- _WHAT YOU ARE ASKED TO DO_: If a record contains a picture, leave the picture out and copy everything else exactly.

**** EXERCISE DATA

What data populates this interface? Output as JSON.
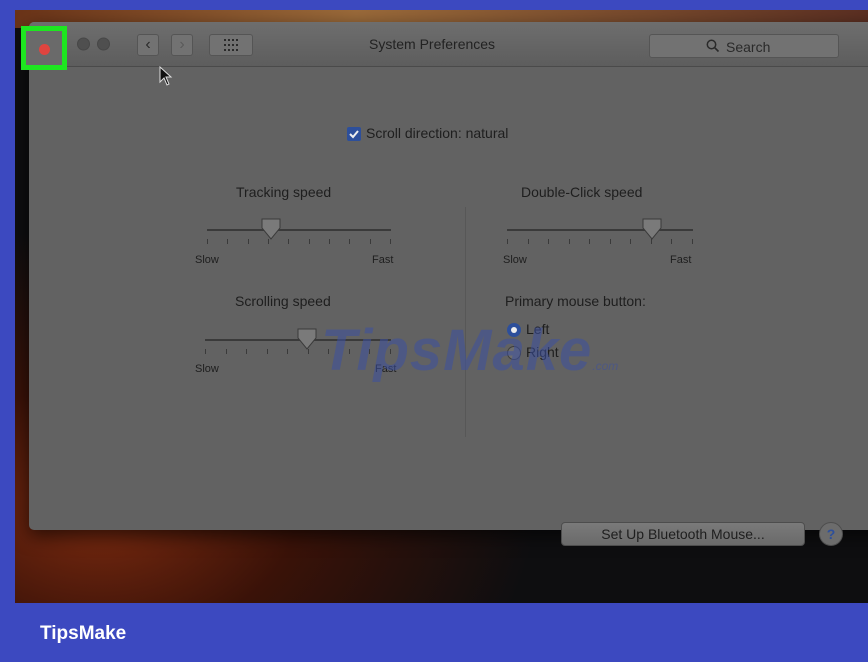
{
  "window": {
    "title": "System Preferences",
    "search_label": "Search"
  },
  "scroll_direction": {
    "label": "Scroll direction: natural",
    "checked": true
  },
  "tracking": {
    "heading": "Tracking speed",
    "min_label": "Slow",
    "max_label": "Fast",
    "value_fraction": 0.35
  },
  "double_click": {
    "heading": "Double-Click speed",
    "min_label": "Slow",
    "max_label": "Fast",
    "value_fraction": 0.78
  },
  "scrolling": {
    "heading": "Scrolling speed",
    "min_label": "Slow",
    "max_label": "Fast",
    "value_fraction": 0.55
  },
  "primary_button": {
    "heading": "Primary mouse button:",
    "options": [
      "Left",
      "Right"
    ],
    "selected": "Left"
  },
  "bluetooth_button": "Set Up Bluetooth Mouse...",
  "help_button": "?",
  "watermark": {
    "text": "TipsMake",
    "suffix": ".com"
  },
  "brand": "TipsMake",
  "colors": {
    "frame": "#3c49c0",
    "highlight": "#1ee620",
    "close": "#e0443f",
    "accent": "#2d4f9b"
  }
}
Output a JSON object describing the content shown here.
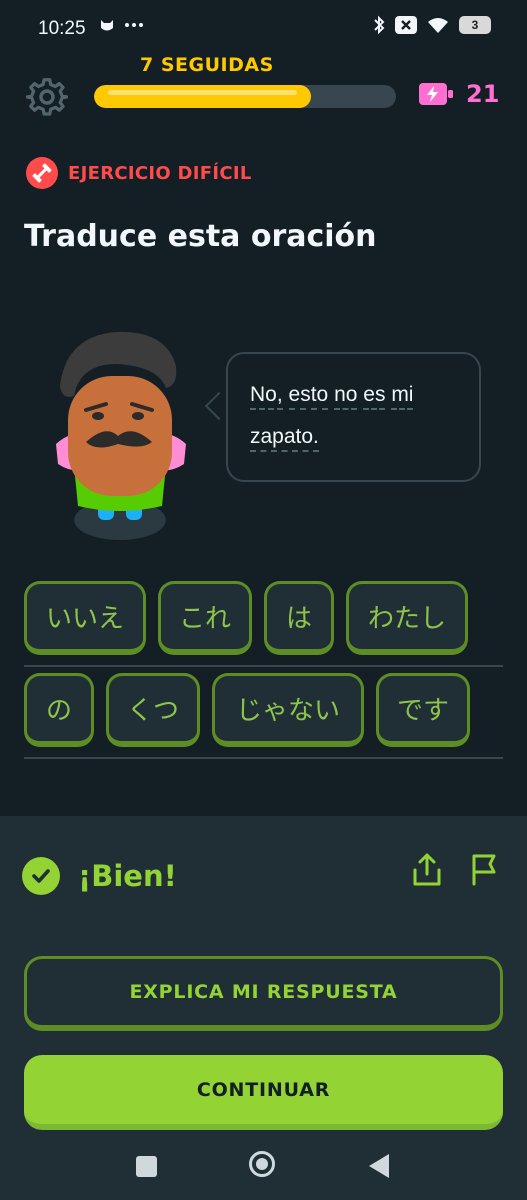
{
  "status_bar": {
    "time": "10:25",
    "battery": "3",
    "icons": [
      "cat-notification-icon",
      "more-dots-icon",
      "bluetooth-icon",
      "mute-icon",
      "wifi-icon",
      "battery-icon"
    ]
  },
  "lesson": {
    "streak_text": "7 SEGUIDAS",
    "progress": 0.72,
    "energy_count": "21",
    "colors": {
      "progress": "#ffc800",
      "energy": "#ff6fd1"
    }
  },
  "exercise": {
    "badge": "EJERCICIO DIFÍCIL",
    "badge_color": "#ff4b4b",
    "title": "Traduce esta oración",
    "sentence_lines": [
      [
        "No,",
        "esto",
        "no",
        "es",
        "mi"
      ],
      [
        "zapato."
      ]
    ]
  },
  "word_bank": {
    "row1": [
      "いいえ",
      "これ",
      "は",
      "わたし"
    ],
    "row2": [
      "の",
      "くつ",
      "じゃない",
      "です"
    ]
  },
  "result": {
    "text": "¡Bien!",
    "color": "#93d333",
    "explain_button": "EXPLICA MI RESPUESTA",
    "continue_button": "CONTINUAR"
  }
}
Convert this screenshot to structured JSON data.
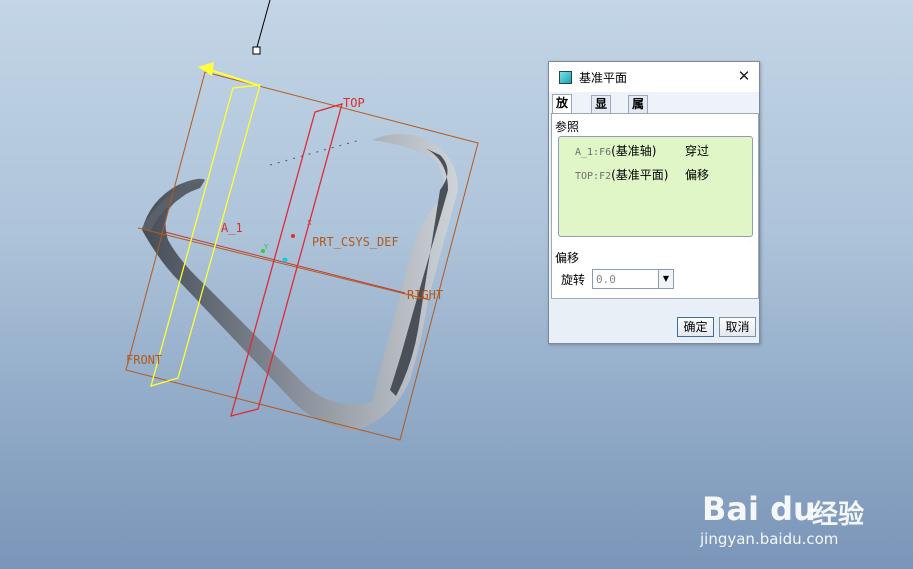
{
  "viewport": {
    "plane_labels": {
      "top": "TOP",
      "front": "FRONT",
      "right": "RIGHT",
      "csys": "PRT_CSYS_DEF",
      "axis": "A_1"
    }
  },
  "dialog": {
    "title": "基准平面",
    "tabs": [
      "放置",
      "显示",
      "属性"
    ],
    "active_tab": "放置",
    "references_label": "参照",
    "references": [
      {
        "id": "A_1:F6",
        "name": "(基准轴)",
        "constraint": "穿过"
      },
      {
        "id": "TOP:F2",
        "name": "(基准平面)",
        "constraint": "偏移"
      }
    ],
    "offset_label": "偏移",
    "rotate_label": "旋转",
    "rotate_value": "0.0",
    "ok_label": "确定",
    "cancel_label": "取消"
  },
  "watermark": {
    "logo": "Bai du",
    "brand_cn": "经验",
    "url": "jingyan.baidu.com"
  }
}
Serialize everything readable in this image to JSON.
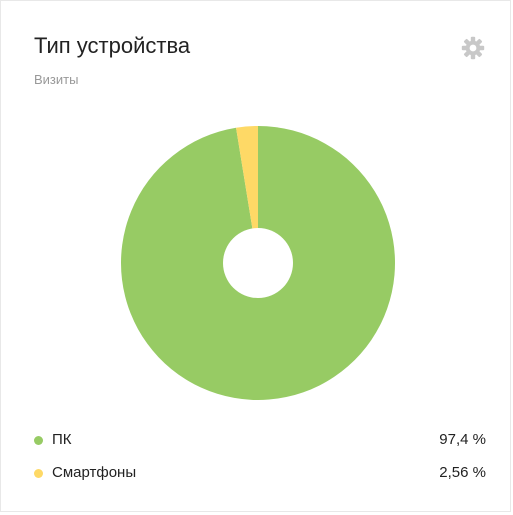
{
  "widget": {
    "title": "Тип устройства",
    "subtitle": "Визиты",
    "settings_icon": "gear-icon"
  },
  "colors": {
    "pc": "#97cb64",
    "smartphones": "#fed966",
    "gear": "#c8c8c8",
    "hole": "#ffffff"
  },
  "chart_data": {
    "type": "pie",
    "donut": true,
    "title": "Тип устройства",
    "subtitle": "Визиты",
    "slices": [
      {
        "label": "ПК",
        "value": 97.4,
        "display": "97,4 %",
        "color": "#97cb64"
      },
      {
        "label": "Смартфоны",
        "value": 2.56,
        "display": "2,56 %",
        "color": "#fed966"
      }
    ],
    "legend": "bottom"
  }
}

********

- _SOLUTION_:
What data populates this interface? Output as JSON.
{
  "window": {
    "title": "System Preferences",
    "search_label": "Search"
  },
  "scroll_direction": {
    "label": "Scroll direction: natural",
    "checked": true
  },
  "tracking": {
    "heading": "Tracking speed",
    "min_label": "Slow",
    "max_label": "Fast",
    "value_fraction": 0.35
  },
  "double_click": {
    "heading": "Double-Click speed",
    "min_label": "Slow",
    "max_label": "Fast",
    "value_fraction": 0.78
  },
  "scrolling": {
    "heading": "Scrolling speed",
    "min_label": "Slow",
    "max_label": "Fast",
    "value_fraction": 0.55
  },
  "primary_button": {
    "heading": "Primary mouse button:",
    "options": [
      "Left",
      "Right"
    ],
    "selected": "Left"
  },
  "bluetooth_button": "Set Up Bluetooth Mouse...",
  "help_button": "?",
  "watermark": {
    "text": "TipsMake",
    "suffix": ".com"
  },
  "brand": "TipsMake",
  "colors": {
    "frame": "#3c49c0",
    "highlight": "#1ee620",
    "close": "#e0443f",
    "accent": "#2d4f9b"
  }
}
Output a JSON object describing the content shown here.
{
  "status_bar": {
    "time": "10:25",
    "battery": "3",
    "icons": [
      "cat-notification-icon",
      "more-dots-icon",
      "bluetooth-icon",
      "mute-icon",
      "wifi-icon",
      "battery-icon"
    ]
  },
  "lesson": {
    "streak_text": "7 SEGUIDAS",
    "progress": 0.72,
    "energy_count": "21",
    "colors": {
      "progress": "#ffc800",
      "energy": "#ff6fd1"
    }
  },
  "exercise": {
    "badge": "EJERCICIO DIFÍCIL",
    "badge_color": "#ff4b4b",
    "title": "Traduce esta oración",
    "sentence_lines": [
      [
        "No,",
        "esto",
        "no",
        "es",
        "mi"
      ],
      [
        "zapato."
      ]
    ]
  },
  "word_bank": {
    "row1": [
      "いいえ",
      "これ",
      "は",
      "わたし"
    ],
    "row2": [
      "の",
      "くつ",
      "じゃない",
      "です"
    ]
  },
  "result": {
    "text": "¡Bien!",
    "color": "#93d333",
    "explain_button": "EXPLICA MI RESPUESTA",
    "continue_button": "CONTINUAR"
  }
}
Convert this screenshot to structured JSON data.
{
  "viewport": {
    "plane_labels": {
      "top": "TOP",
      "front": "FRONT",
      "right": "RIGHT",
      "csys": "PRT_CSYS_DEF",
      "axis": "A_1"
    }
  },
  "dialog": {
    "title": "基准平面",
    "tabs": [
      "放置",
      "显示",
      "属性"
    ],
    "active_tab": "放置",
    "references_label": "参照",
    "references": [
      {
        "id": "A_1:F6",
        "name": "(基准轴)",
        "constraint": "穿过"
      },
      {
        "id": "TOP:F2",
        "name": "(基准平面)",
        "constraint": "偏移"
      }
    ],
    "offset_label": "偏移",
    "rotate_label": "旋转",
    "rotate_value": "0.0",
    "ok_label": "确定",
    "cancel_label": "取消"
  },
  "watermark": {
    "logo": "Bai du",
    "brand_cn": "经验",
    "url": "jingyan.baidu.com"
  }
}
Serialize everything readable in this image to JSON.
{
  "widget": {
    "title": "Тип устройства",
    "subtitle": "Визиты",
    "settings_icon": "gear-icon"
  },
  "colors": {
    "pc": "#97cb64",
    "smartphones": "#fed966",
    "gear": "#c8c8c8",
    "hole": "#ffffff"
  },
  "chart_data": {
    "type": "pie",
    "donut": true,
    "title": "Тип устройства",
    "subtitle": "Визиты",
    "slices": [
      {
        "label": "ПК",
        "value": 97.4,
        "display": "97,4 %",
        "color": "#97cb64"
      },
      {
        "label": "Смартфоны",
        "value": 2.56,
        "display": "2,56 %",
        "color": "#fed966"
      }
    ],
    "legend": "bottom"
  }
}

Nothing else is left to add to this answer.